### Work request
Your job is to report every line of the entries that has "Lower".

### Task data

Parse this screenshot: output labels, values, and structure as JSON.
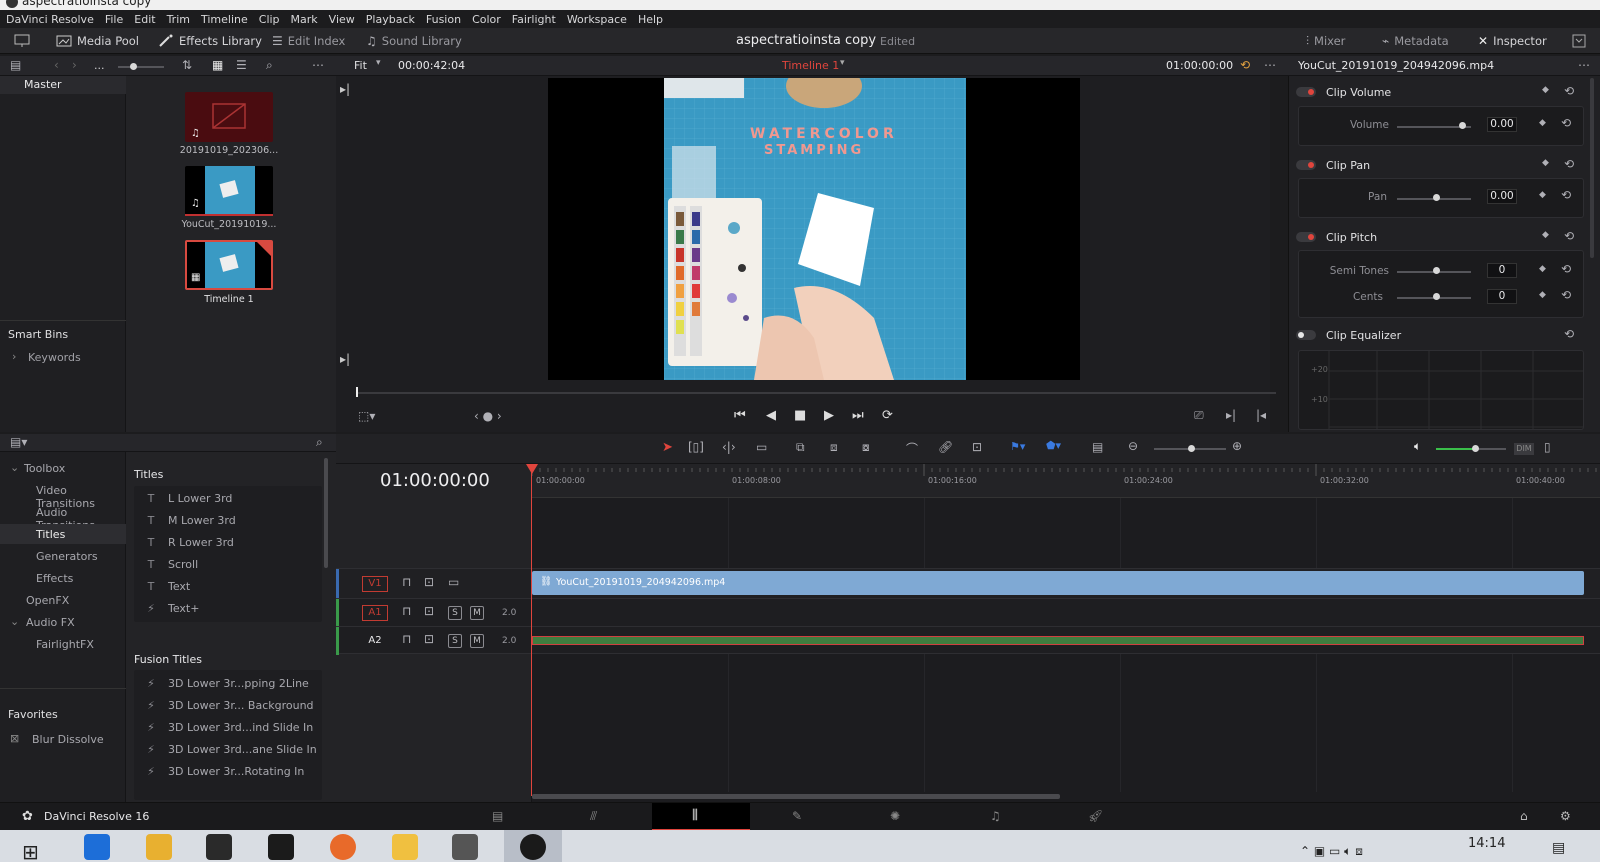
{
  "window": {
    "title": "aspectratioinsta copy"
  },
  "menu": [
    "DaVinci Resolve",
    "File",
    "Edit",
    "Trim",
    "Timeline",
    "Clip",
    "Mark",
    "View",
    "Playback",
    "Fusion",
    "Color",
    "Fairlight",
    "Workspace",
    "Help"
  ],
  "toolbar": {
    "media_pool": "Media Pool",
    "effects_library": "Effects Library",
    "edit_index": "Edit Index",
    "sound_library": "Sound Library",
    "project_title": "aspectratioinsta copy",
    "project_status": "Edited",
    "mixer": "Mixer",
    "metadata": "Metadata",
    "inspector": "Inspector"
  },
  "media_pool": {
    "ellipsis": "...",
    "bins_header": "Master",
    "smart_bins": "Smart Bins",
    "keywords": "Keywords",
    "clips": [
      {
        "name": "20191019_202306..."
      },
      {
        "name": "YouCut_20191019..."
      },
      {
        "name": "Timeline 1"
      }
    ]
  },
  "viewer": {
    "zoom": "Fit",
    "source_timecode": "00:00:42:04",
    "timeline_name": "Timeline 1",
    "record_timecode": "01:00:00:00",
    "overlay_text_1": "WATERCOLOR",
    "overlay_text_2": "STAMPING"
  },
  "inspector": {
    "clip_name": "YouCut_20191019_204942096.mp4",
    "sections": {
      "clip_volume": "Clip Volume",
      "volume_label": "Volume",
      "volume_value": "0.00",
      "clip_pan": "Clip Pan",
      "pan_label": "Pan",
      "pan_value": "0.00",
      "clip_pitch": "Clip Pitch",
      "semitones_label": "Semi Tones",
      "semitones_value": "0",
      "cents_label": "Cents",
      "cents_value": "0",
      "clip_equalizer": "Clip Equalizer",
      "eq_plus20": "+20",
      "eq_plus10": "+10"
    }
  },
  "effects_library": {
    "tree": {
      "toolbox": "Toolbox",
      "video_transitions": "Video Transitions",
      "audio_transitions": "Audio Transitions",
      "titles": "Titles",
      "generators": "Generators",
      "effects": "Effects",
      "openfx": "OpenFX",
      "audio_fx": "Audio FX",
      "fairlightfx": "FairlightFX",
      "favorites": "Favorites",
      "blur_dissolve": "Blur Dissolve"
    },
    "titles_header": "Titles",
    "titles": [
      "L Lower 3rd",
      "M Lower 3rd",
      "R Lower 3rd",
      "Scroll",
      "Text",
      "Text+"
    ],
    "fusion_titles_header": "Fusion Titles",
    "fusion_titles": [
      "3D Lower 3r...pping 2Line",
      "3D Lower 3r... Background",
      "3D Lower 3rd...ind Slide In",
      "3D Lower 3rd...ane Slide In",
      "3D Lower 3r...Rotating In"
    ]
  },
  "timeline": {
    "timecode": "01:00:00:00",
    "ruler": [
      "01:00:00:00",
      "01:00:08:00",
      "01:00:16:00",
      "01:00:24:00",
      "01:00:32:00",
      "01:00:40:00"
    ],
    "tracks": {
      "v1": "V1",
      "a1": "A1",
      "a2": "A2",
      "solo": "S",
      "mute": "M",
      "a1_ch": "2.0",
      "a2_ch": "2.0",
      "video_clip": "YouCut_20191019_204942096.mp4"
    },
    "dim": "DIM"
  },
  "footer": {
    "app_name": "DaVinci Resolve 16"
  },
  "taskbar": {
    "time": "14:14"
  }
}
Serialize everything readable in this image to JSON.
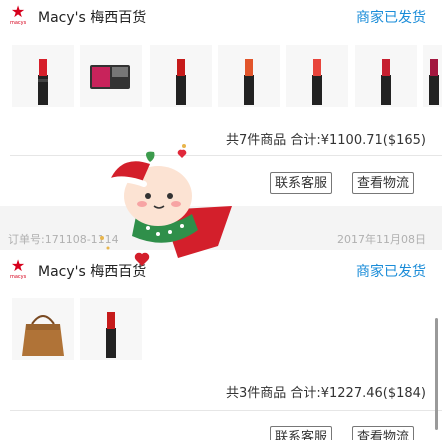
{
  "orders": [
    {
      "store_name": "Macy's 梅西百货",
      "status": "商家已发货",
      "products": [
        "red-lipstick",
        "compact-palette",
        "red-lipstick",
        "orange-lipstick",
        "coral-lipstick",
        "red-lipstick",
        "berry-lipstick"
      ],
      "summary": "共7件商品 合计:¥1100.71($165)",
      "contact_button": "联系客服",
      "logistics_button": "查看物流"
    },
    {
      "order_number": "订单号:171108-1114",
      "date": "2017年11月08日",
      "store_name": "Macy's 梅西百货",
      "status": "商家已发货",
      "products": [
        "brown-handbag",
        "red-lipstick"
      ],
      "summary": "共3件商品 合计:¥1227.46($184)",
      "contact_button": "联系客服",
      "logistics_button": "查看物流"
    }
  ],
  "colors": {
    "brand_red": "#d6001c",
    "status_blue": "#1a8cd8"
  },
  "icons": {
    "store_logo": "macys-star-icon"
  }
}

### The answer
      "L Lower 3rd",
      "M Lower 3rd",
      "R Lower 3rd",
      "3D Lower 3r...pping 2Line",
      "3D Lower 3r... Background",
      "3D Lower 3rd...ind Slide In",
      "3D Lower 3rd...ane Slide In",
      "3D Lower 3r...Rotating In"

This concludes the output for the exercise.